§ What the exercise asks:
For every line in the data below that contains "title", copy the line.

Records contained in a dataset
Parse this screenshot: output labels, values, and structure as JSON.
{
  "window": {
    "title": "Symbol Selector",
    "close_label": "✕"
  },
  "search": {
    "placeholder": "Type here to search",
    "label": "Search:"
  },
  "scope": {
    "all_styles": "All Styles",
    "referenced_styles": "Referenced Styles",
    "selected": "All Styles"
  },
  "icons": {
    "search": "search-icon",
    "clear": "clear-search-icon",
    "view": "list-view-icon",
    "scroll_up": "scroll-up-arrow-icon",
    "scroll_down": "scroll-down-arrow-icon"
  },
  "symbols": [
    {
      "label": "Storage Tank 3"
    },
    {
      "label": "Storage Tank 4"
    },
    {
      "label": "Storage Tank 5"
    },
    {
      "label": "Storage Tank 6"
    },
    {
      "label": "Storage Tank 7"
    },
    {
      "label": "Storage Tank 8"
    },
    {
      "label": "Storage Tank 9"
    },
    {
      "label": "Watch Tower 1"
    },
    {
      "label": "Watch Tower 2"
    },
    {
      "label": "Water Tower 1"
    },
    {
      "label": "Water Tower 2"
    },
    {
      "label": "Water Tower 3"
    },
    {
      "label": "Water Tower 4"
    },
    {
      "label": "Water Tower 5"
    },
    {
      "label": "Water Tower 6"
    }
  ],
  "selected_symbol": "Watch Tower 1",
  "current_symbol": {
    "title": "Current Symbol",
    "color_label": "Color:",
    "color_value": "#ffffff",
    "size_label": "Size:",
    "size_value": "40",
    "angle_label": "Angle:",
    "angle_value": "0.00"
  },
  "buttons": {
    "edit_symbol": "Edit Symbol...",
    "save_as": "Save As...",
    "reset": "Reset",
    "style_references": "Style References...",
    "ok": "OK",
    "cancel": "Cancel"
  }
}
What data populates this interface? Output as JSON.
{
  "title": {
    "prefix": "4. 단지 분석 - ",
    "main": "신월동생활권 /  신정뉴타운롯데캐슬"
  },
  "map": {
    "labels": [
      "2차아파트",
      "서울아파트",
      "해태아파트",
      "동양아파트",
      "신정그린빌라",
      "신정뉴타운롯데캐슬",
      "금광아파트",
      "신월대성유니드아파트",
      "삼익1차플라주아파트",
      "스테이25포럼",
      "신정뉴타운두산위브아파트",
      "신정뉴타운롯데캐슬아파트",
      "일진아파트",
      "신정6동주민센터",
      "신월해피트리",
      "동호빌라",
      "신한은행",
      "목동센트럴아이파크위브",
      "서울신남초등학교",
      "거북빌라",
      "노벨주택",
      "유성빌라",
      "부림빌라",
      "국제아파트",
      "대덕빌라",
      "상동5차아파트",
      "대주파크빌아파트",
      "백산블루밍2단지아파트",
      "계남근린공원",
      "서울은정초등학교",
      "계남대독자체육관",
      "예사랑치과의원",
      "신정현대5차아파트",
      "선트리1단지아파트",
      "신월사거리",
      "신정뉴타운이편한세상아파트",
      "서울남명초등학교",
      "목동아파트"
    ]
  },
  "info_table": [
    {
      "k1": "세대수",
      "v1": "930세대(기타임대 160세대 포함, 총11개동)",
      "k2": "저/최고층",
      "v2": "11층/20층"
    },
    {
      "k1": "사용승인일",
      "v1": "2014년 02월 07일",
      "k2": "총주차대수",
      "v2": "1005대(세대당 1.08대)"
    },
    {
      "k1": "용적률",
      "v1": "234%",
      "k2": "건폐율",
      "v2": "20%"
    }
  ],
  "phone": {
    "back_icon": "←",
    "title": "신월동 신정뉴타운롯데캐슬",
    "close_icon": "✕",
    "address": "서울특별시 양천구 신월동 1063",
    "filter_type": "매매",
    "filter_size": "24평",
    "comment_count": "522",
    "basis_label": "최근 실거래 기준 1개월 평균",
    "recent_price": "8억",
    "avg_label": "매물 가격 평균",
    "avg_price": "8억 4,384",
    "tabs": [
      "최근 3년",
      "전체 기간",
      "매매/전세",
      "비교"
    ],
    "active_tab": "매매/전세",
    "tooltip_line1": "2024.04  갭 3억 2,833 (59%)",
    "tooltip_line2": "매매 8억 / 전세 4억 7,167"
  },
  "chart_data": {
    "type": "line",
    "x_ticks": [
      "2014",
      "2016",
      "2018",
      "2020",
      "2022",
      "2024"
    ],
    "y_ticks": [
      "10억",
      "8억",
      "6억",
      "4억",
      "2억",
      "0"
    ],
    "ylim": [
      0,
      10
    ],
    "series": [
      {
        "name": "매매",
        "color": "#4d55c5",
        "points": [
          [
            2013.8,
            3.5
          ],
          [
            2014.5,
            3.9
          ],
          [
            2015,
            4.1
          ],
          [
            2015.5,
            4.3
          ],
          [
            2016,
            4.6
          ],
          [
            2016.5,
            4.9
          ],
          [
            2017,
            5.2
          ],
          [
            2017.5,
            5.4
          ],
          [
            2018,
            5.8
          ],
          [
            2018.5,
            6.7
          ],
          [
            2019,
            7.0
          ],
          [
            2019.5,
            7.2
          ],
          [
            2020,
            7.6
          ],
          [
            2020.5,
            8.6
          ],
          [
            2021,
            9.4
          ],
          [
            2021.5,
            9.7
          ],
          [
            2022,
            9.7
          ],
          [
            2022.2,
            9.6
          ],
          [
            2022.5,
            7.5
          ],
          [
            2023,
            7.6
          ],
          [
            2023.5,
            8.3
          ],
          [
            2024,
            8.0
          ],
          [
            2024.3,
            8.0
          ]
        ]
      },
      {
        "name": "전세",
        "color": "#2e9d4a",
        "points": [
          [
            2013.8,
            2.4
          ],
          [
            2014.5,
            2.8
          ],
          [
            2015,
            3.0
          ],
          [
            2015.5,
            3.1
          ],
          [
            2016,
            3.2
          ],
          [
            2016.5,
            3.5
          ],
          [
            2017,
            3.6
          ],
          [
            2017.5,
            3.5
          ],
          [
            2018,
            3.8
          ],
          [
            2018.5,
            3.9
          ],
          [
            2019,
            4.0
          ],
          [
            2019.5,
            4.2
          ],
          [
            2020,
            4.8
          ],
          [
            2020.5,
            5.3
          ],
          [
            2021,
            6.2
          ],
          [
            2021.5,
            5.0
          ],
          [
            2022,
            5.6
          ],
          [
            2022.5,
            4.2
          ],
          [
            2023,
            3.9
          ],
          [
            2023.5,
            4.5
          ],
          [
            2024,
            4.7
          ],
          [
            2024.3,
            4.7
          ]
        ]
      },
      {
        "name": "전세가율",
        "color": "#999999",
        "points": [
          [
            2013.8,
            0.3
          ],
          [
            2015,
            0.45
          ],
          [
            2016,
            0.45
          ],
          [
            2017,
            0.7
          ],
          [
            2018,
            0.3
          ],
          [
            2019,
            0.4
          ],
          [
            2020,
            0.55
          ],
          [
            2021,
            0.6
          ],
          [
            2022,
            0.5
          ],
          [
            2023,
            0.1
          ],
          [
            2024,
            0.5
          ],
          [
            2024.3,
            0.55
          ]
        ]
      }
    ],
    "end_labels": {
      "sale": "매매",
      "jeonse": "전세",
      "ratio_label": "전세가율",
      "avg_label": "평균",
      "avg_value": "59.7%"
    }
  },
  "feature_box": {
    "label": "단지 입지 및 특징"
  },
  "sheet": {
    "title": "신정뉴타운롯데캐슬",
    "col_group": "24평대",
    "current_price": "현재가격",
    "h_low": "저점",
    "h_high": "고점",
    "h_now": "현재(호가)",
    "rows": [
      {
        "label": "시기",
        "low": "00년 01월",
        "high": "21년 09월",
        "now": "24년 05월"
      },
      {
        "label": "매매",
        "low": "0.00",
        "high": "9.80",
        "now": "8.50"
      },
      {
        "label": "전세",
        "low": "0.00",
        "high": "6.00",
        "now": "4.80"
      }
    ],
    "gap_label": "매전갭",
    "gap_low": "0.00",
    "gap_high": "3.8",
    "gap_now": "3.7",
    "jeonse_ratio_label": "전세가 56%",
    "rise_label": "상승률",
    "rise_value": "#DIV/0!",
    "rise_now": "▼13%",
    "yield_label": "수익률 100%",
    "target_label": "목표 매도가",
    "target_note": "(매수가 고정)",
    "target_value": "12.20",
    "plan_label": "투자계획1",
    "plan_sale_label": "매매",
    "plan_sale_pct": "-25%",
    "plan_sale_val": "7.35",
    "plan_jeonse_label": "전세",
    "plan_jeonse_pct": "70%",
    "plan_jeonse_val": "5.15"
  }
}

§ Final answer:
    "title": "Symbol Selector",
    "title": "Current Symbol",
  "title": {
    "title": "신월동 신정뉴타운롯데캐슬",
    "title": "신정뉴타운롯데캐슬",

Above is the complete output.